As the light faded, we bowed our heads to the laws of fate whose wisdom in curtailing our summit push a few hours earlier had better judged the tiredness in our limbs. We slipped, slithered and hopped across the flat boggy lands to the still silent and empty Bearnais bothy for a peaceful night of dice games and cheap corner shop whisky.
Sunday arrived late in the warmth of our sleeping bags, but still without a soul in sight, we bade farewell to Bearnais with promises to return. Following the footpath heading southwest, we steadily climbed to reach the anonymous pass offering stunning views across to Torridon and Skye. At the waterfalls of Eas na Creige Duibhe Moire, we ambled on, hearing but not seeing in a shameful haste to cover the distance quickly. At Achintree it is only a short walk back to the station at Strathcarron from where the return journey could be made. However we’d planned another night in Lochcarron, where the adventure continued, but one of less glorious a story than should grace these pages.

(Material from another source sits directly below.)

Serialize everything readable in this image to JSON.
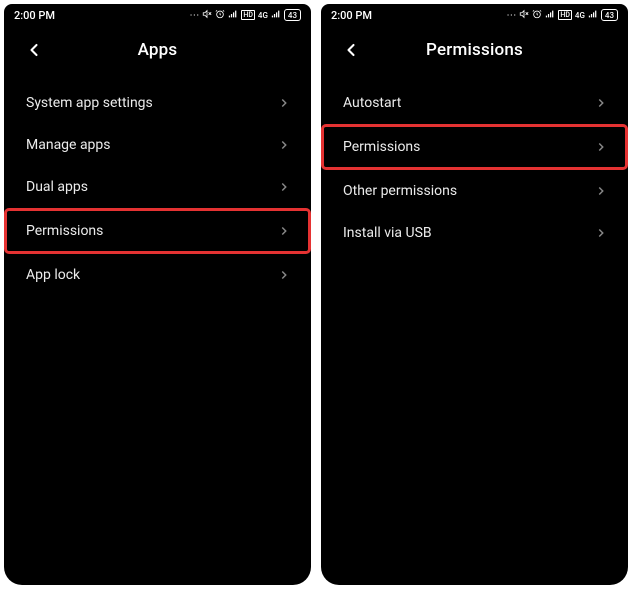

This is a copy of an article soon to be published in the newsletter of the Mountain Bothy Association.
Words and pictures by Gary Shipp.